● Assignment
Using the lines below, work out the count of those that hold "立新能源". Give the number only.

*** Block opens ***

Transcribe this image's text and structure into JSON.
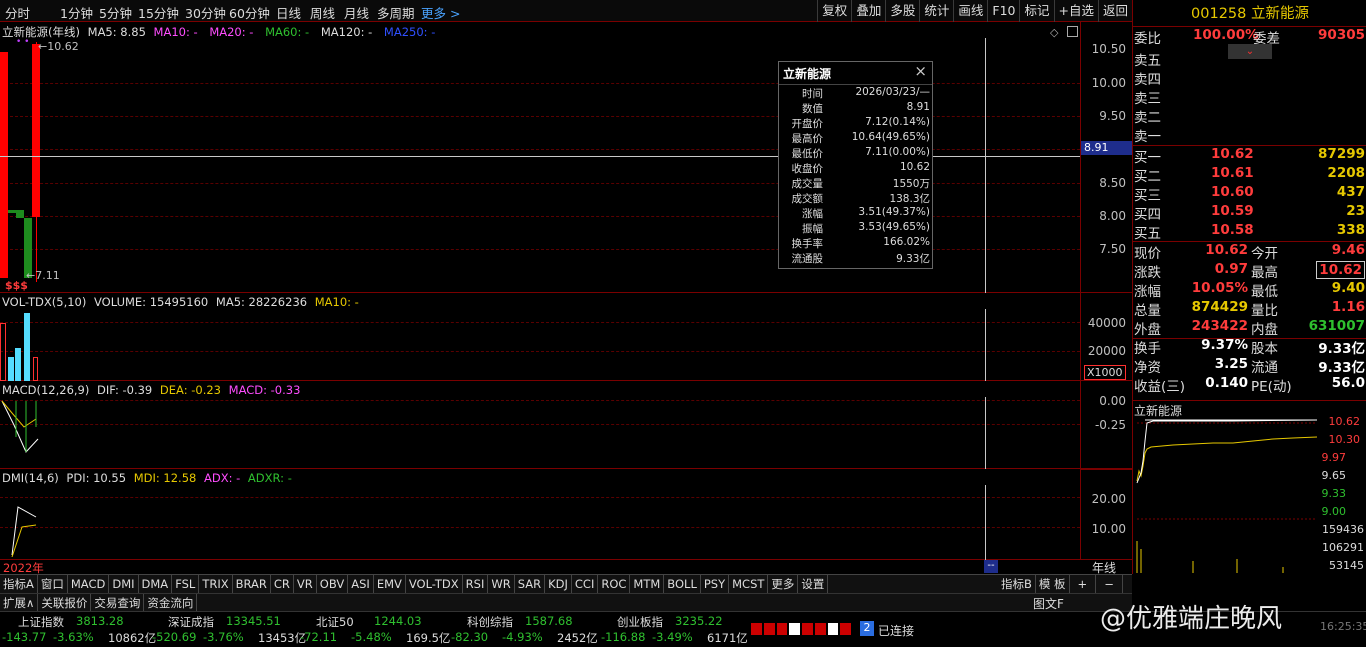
{
  "periods": [
    "分时",
    "1分钟",
    "5分钟",
    "15分钟",
    "30分钟",
    "60分钟",
    "日线",
    "周线",
    "月线",
    "多周期",
    "更多 >"
  ],
  "toolbar": [
    "复权",
    "叠加",
    "多股",
    "统计",
    "画线",
    "F10",
    "标记",
    "+自选",
    "返回"
  ],
  "main": {
    "title": "立新能源(年线)",
    "ma5": "MA5: 8.85",
    "ma10": "MA10: -",
    "ma20": "MA20: -",
    "ma60": "MA60: -",
    "ma120": "MA120: -",
    "ma250": "MA250: -",
    "high_label": "10.62",
    "low_label": "7.11",
    "marks": "$$$",
    "yticks": [
      "10.50",
      "10.00",
      "9.50",
      "9.00",
      "8.50",
      "8.00",
      "7.50"
    ],
    "cursor_price": "8.91"
  },
  "vol": {
    "title": "VOL-TDX(5,10)",
    "volume": "VOLUME: 15495160",
    "ma5": "MA5: 28226236",
    "ma10": "MA10: -",
    "yticks": [
      "40000",
      "20000"
    ],
    "unit": "X1000"
  },
  "macd": {
    "title": "MACD(12,26,9)",
    "dif": "DIF: -0.39",
    "dea": "DEA: -0.23",
    "macd": "MACD: -0.33",
    "yticks": [
      "0.00",
      "-0.25"
    ]
  },
  "dmi": {
    "title": "DMI(14,6)",
    "pdi": "PDI: 10.55",
    "mdi": "MDI: 12.58",
    "adx": "ADX: -",
    "adxr": "ADXR: -",
    "yticks": [
      "20.00",
      "10.00"
    ]
  },
  "xaxis": {
    "year": "2022年",
    "cursor": "--",
    "period": "年线"
  },
  "tooltip": {
    "title": "立新能源",
    "close_icon": "×",
    "rows": [
      {
        "k": "时间",
        "v": "2026/03/23/—",
        "c": "wht"
      },
      {
        "k": "数值",
        "v": "8.91",
        "c": "wht"
      },
      {
        "k": "开盘价",
        "v": "7.12(0.14%)",
        "c": "red"
      },
      {
        "k": "最高价",
        "v": "10.64(49.65%)",
        "c": "red"
      },
      {
        "k": "最低价",
        "v": "7.11(0.00%)",
        "c": "wht"
      },
      {
        "k": "收盘价",
        "v": "10.62",
        "c": "red"
      },
      {
        "k": "成交量",
        "v": "1550万",
        "c": "yel"
      },
      {
        "k": "成交额",
        "v": "138.3亿",
        "c": "wht"
      },
      {
        "k": "涨幅",
        "v": "3.51(49.37%)",
        "c": "red"
      },
      {
        "k": "振幅",
        "v": "3.53(49.65%)",
        "c": "wht"
      },
      {
        "k": "换手率",
        "v": "166.02%",
        "c": "wht"
      },
      {
        "k": "流通股",
        "v": "9.33亿",
        "c": "wht"
      }
    ]
  },
  "quote": {
    "code_name": "001258 立新能源",
    "webi_label": "委比",
    "webi": "100.00%",
    "weicha_label": "委差",
    "weicha": "90305",
    "sells": [
      "卖五",
      "卖四",
      "卖三",
      "卖二",
      "卖一"
    ],
    "buys": [
      {
        "l": "买一",
        "p": "10.62",
        "v": "87299"
      },
      {
        "l": "买二",
        "p": "10.61",
        "v": "2208"
      },
      {
        "l": "买三",
        "p": "10.60",
        "v": "437"
      },
      {
        "l": "买四",
        "p": "10.59",
        "v": "23"
      },
      {
        "l": "买五",
        "p": "10.58",
        "v": "338"
      }
    ],
    "stats": [
      {
        "a": "现价",
        "av": "10.62",
        "ac": "red",
        "b": "今开",
        "bv": "9.46",
        "bc": "red"
      },
      {
        "a": "涨跌",
        "av": "0.97",
        "ac": "red",
        "b": "最高",
        "bv": "10.62",
        "bc": "red"
      },
      {
        "a": "涨幅",
        "av": "10.05%",
        "ac": "red",
        "b": "最低",
        "bv": "9.40",
        "bc": "yel"
      },
      {
        "a": "总量",
        "av": "874429",
        "ac": "yel",
        "b": "量比",
        "bv": "1.16",
        "bc": "red"
      },
      {
        "a": "外盘",
        "av": "243422",
        "ac": "red",
        "b": "内盘",
        "bv": "631007",
        "bc": "grn"
      },
      {
        "a": "换手",
        "av": "9.37%",
        "ac": "wht",
        "b": "股本",
        "bv": "9.33亿",
        "bc": "wht"
      },
      {
        "a": "净资",
        "av": "3.25",
        "ac": "wht",
        "b": "流通",
        "bv": "9.33亿",
        "bc": "wht"
      },
      {
        "a": "收益(三)",
        "av": "0.140",
        "ac": "wht",
        "b": "PE(动)",
        "bv": "56.0",
        "bc": "wht"
      }
    ]
  },
  "mini": {
    "title": "立新能源",
    "prices": [
      "10.62",
      "10.30",
      "9.97",
      "9.65",
      "9.33",
      "9.00"
    ],
    "vols": [
      "159436",
      "106291",
      "53145"
    ]
  },
  "tabs1": [
    "指标A",
    "窗口",
    "MACD",
    "DMI",
    "DMA",
    "FSL",
    "TRIX",
    "BRAR",
    "CR",
    "VR",
    "OBV",
    "ASI",
    "EMV",
    "VOL-TDX",
    "RSI",
    "WR",
    "SAR",
    "KDJ",
    "CCI",
    "ROC",
    "MTM",
    "BOLL",
    "PSY",
    "MCST",
    "更多",
    "设置"
  ],
  "tabs1_right": [
    "指标B",
    "模 板",
    "+",
    "−"
  ],
  "tabs2": [
    "扩展∧",
    "关联报价",
    "交易查询",
    "资金流向"
  ],
  "status": [
    {
      "name": "上证指数",
      "val": "3813.28",
      "chg": "-143.77",
      "pct": "-3.63%",
      "amt": "10862亿"
    },
    {
      "name": "深证成指",
      "val": "13345.51",
      "chg": "-520.69",
      "pct": "-3.76%",
      "amt": "13453亿"
    },
    {
      "name": "北证50",
      "val": "1244.03",
      "chg": "-72.11",
      "pct": "-5.48%",
      "amt": "169.5亿"
    },
    {
      "name": "科创综指",
      "val": "1587.68",
      "chg": "-82.30",
      "pct": "-4.93%",
      "amt": "2452亿"
    },
    {
      "name": "创业板指",
      "val": "3235.22",
      "chg": "-116.88",
      "pct": "-3.49%",
      "amt": "6171亿"
    }
  ],
  "conn": {
    "num": "2",
    "text": "已连接"
  },
  "watermark": "@优雅端庄晚风",
  "time": "16:25:35",
  "bottom_right_tab": "图文F"
}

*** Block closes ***

● The answer
4